Men and Women Are from Earth

gender

A study came out recently in the Journal of Personality and Social Psychology: “Men and Women Are from Earth: Examining the Latent Structure of Gender.” The central hypothesis of the paper is that men and women actually aren’t all that different.  Many of the differences that we might demonstrate have more to do societal expectations than inherent biology.

This isn’t the first study on the subject.  I recently read the book “Delusions of Gender: How Our Minds, Society, and Neurosexism Create Difference,” by neuroscience psychologist Cordelia Fine.  In it she exposes noticeable trends in male vs. female psychology, both in results of brain scans and in behavioral studies.  However, when studies are designed to remove the concept of gender from the testing, and then slowly reintroduce it, something interesting emerges.  Men and women don’t have standard different responses.  Individuals are different, but that difference isn’t necessarily inherent in our gender neural biology.

We historically assume that because there are inherent emotional/psychological differences in gender, therefore society treats them differently.  Instead, it might be more accurate to assume that because society views gender in a certain way, our psychology and sometimes our actual (neural) biology follow suit.  There are studies on totally unrelated topics that show that our brains are constantly changing and developing, even as adults.

Maybe a young girl shows an aptitude for math, but as she goes through school, it’s constantly reinforced to her that men are better at math.  Most of her math teachers are men; society tells her that’s a strength men have.  She abandons the pursuit, and her brain focuses its development on other pathways.
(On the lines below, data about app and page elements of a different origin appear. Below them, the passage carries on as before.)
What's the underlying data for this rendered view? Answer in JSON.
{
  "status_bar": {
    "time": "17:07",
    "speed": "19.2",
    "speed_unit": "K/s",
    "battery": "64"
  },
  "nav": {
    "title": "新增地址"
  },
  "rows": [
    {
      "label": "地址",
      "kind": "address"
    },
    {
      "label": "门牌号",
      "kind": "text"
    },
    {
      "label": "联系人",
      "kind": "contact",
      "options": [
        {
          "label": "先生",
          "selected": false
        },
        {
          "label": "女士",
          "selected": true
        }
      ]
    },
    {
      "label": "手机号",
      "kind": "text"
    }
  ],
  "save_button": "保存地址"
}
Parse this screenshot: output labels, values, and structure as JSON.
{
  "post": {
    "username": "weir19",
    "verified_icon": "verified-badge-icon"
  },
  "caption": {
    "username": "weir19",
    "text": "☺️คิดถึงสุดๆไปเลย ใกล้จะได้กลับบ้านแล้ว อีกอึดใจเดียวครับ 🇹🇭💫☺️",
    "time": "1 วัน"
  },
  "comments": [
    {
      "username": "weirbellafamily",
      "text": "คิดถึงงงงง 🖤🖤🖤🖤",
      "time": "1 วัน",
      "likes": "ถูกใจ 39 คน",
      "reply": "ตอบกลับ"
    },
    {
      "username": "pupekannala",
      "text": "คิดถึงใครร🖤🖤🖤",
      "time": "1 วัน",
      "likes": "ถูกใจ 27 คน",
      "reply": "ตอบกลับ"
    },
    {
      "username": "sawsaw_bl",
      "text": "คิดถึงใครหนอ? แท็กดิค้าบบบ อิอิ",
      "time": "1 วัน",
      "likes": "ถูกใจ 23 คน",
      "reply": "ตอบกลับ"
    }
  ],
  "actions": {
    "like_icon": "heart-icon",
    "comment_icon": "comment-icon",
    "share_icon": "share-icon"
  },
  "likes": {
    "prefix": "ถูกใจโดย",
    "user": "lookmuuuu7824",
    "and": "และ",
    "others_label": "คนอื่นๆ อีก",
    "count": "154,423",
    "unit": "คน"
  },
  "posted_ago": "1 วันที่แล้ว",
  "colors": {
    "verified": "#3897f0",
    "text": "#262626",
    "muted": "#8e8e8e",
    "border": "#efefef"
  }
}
Women are told we’re supposed to have emotional strength and insight, so we focus our energies on that, and men are told they have inherent skills in leadership and problem solving, so they do the same.  Most of the time this is an unconscious response, but study after study, cited in the first two above works, show that people in a variety of situations either rise or under-perform to meet the expectations placed on them.

So what does all of this mean for our marriages?  Throw that Mars-Venus book out the window.  Sure, given how our society is now it might actually be accurate, but as it turns out, we’re perpetuating stereotypes that are creating the difference, rather than accommodating natural biological inclinations.  That’s not to say that there aren’t wives who are the emotionally intelligent, intuitive ones in the relationship, and husbands who are more stoic and want tangible problems to solve.

The key is that we need to focus on individuals, not groups.  We should get to know our spouses for who they really are and interact with them accordingly.  A book can’t tell us how best to interact with our spouses, because the author doesn’t know them like we do.  We should be the ones writing the books on our husbands or wives.  We should encourage our spouses to be who they are, and then figure out how best to treat them and interact with them based on that, rather than trying to force them into the molds presented by society or self-help books, which require us to ignore the parts in individuals that don’t fit.

Human beings are tricky, complex creatures, and although in some ways we remain the same, we also never stop changing.  Our duty as a spouse is to change with them: to change together, to constantly work at the marriage and change how we approach it as we grow and develop ourselves.

 

*(The above image by sscreations is from freedigitalphotos.net).